**Problem details**
Every record, from the first to the last, is to be printed again exactly.

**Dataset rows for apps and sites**
+--

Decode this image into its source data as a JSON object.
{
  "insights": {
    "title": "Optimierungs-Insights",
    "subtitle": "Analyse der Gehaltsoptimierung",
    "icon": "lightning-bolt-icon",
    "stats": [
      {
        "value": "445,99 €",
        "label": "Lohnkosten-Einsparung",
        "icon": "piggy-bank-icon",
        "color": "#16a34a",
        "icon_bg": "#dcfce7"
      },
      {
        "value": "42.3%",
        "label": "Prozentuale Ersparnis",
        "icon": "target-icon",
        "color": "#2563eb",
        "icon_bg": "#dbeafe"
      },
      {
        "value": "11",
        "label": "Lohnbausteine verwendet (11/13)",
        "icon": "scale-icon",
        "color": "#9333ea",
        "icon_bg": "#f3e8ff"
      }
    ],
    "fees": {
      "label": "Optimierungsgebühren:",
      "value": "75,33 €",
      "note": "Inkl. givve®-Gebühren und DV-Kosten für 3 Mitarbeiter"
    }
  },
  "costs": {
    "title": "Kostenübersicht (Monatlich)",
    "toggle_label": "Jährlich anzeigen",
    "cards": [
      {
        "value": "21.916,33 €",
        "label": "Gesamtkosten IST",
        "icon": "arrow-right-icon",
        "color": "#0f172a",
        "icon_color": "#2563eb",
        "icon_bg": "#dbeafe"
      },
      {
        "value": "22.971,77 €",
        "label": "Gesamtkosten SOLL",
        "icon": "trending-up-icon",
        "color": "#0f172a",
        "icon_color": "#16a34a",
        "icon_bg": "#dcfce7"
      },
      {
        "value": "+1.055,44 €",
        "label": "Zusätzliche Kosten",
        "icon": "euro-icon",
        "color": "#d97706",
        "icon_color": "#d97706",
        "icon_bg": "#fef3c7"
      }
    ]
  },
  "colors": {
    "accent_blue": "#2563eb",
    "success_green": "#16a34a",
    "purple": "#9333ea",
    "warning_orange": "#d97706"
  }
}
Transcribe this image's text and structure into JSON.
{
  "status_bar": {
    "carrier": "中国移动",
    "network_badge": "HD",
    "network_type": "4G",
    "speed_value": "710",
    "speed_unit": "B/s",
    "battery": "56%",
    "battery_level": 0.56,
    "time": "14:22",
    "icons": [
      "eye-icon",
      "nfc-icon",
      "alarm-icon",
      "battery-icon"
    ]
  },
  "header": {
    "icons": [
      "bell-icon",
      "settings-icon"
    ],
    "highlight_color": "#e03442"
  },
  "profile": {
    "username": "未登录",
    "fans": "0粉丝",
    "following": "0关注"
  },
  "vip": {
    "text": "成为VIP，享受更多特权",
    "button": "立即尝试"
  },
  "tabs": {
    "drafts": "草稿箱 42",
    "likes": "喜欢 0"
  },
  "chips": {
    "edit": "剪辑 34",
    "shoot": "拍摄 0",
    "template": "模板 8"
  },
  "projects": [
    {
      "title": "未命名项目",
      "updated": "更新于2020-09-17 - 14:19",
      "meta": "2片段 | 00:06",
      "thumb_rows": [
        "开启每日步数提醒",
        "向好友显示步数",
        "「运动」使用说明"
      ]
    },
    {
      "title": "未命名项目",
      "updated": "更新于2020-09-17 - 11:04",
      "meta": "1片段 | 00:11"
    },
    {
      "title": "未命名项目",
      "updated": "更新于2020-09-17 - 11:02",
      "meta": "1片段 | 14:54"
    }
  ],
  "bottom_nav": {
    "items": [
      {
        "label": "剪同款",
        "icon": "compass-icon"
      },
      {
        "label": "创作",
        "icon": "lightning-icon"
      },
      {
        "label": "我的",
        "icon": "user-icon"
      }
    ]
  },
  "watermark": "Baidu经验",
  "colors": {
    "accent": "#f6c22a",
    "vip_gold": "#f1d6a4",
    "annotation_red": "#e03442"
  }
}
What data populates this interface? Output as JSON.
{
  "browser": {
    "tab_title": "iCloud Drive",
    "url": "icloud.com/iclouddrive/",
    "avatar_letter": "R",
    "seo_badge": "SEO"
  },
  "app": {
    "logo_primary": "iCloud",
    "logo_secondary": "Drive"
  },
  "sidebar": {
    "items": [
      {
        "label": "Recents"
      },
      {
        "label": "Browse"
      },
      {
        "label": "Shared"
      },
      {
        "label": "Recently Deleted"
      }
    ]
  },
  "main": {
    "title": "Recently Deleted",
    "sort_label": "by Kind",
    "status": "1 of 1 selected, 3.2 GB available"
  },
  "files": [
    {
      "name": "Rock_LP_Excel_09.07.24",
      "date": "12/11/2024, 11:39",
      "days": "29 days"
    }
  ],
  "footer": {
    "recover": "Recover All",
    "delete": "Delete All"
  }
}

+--

**Exercise result**
Decode this image into its source data as a JSON object.
{
  "insights": {
    "title": "Optimierungs-Insights",
    "subtitle": "Analyse der Gehaltsoptimierung",
    "icon": "lightning-bolt-icon",
    "stats": [
      {
        "value": "445,99 €",
        "label": "Lohnkosten-Einsparung",
        "icon": "piggy-bank-icon",
        "color": "#16a34a",
        "icon_bg": "#dcfce7"
      },
      {
        "value": "42.3%",
        "label": "Prozentuale Ersparnis",
        "icon": "target-icon",
        "color": "#2563eb",
        "icon_bg": "#dbeafe"
      },
      {
        "value": "11",
        "label": "Lohnbausteine verwendet (11/13)",
        "icon": "scale-icon",
        "color": "#9333ea",
        "icon_bg": "#f3e8ff"
      }
    ],
    "fees": {
      "label": "Optimierungsgebühren:",
      "value": "75,33 €",
      "note": "Inkl. givve®-Gebühren und DV-Kosten für 3 Mitarbeiter"
    }
  },
  "costs": {
    "title": "Kostenübersicht (Monatlich)",
    "toggle_label": "Jährlich anzeigen",
    "cards": [
      {
        "value": "21.916,33 €",
        "label": "Gesamtkosten IST",
        "icon": "arrow-right-icon",
        "color": "#0f172a",
        "icon_color": "#2563eb",
        "icon_bg": "#dbeafe"
      },
      {
        "value": "22.971,77 €",
        "label": "Gesamtkosten SOLL",
        "icon": "trending-up-icon",
        "color": "#0f172a",
        "icon_color": "#16a34a",
        "icon_bg": "#dcfce7"
      },
      {
        "value": "+1.055,44 €",
        "label": "Zusätzliche Kosten",
        "icon": "euro-icon",
        "color": "#d97706",
        "icon_color": "#d97706",
        "icon_bg": "#fef3c7"
      }
    ]
  },
  "colors": {
    "accent_blue": "#2563eb",
    "success_green": "#16a34a",
    "purple": "#9333ea",
    "warning_orange": "#d97706"
  }
}
Transcribe this image's text and structure into JSON.
{
  "status_bar": {
    "carrier": "中国移动",
    "network_badge": "HD",
    "network_type": "4G",
    "speed_value": "710",
    "speed_unit": "B/s",
    "battery": "56%",
    "battery_level": 0.56,
    "time": "14:22",
    "icons": [
      "eye-icon",
      "nfc-icon",
      "alarm-icon",
      "battery-icon"
    ]
  },
  "header": {
    "icons": [
      "bell-icon",
      "settings-icon"
    ],
    "highlight_color": "#e03442"
  },
  "profile": {
    "username": "未登录",
    "fans": "0粉丝",
    "following": "0关注"
  },
  "vip": {
    "text": "成为VIP，享受更多特权",
    "button": "立即尝试"
  },
  "tabs": {
    "drafts": "草稿箱 42",
    "likes": "喜欢 0"
  },
  "chips": {
    "edit": "剪辑 34",
    "shoot": "拍摄 0",
    "template": "模板 8"
  },
  "projects": [
    {
      "title": "未命名项目",
      "updated": "更新于2020-09-17 - 14:19",
      "meta": "2片段 | 00:06",
      "thumb_rows": [
        "开启每日步数提醒",
        "向好友显示步数",
        "「运动」使用说明"
      ]
    },
    {
      "title": "未命名项目",
      "updated": "更新于2020-09-17 - 11:04",
      "meta": "1片段 | 00:11"
    },
    {
      "title": "未命名项目",
      "updated": "更新于2020-09-17 - 11:02",
      "meta": "1片段 | 14:54"
    }
  ],
  "bottom_nav": {
    "items": [
      {
        "label": "剪同款",
        "icon": "compass-icon"
      },
      {
        "label": "创作",
        "icon": "lightning-icon"
      },
      {
        "label": "我的",
        "icon": "user-icon"
      }
    ]
  },
  "watermark": "Baidu经验",
  "colors": {
    "accent": "#f6c22a",
    "vip_gold": "#f1d6a4",
    "annotation_red": "#e03442"
  }
}
What data populates this interface? Output as JSON.
{
  "browser": {
    "tab_title": "iCloud Drive",
    "url": "icloud.com/iclouddrive/",
    "avatar_letter": "R",
    "seo_badge": "SEO"
  },
  "app": {
    "logo_primary": "iCloud",
    "logo_secondary": "Drive"
  },
  "sidebar": {
    "items": [
      {
        "label": "Recents"
      },
      {
        "label": "Browse"
      },
      {
        "label": "Shared"
      },
      {
        "label": "Recently Deleted"
      }
    ]
  },
  "main": {
    "title": "Recently Deleted",
    "sort_label": "by Kind",
    "status": "1 of 1 selected, 3.2 GB available"
  },
  "files": [
    {
      "name": "Rock_LP_Excel_09.07.24",
      "date": "12/11/2024, 11:39",
      "days": "29 days"
    }
  ],
  "footer": {
    "recover": "Recover All",
    "delete": "Delete All"
  }
}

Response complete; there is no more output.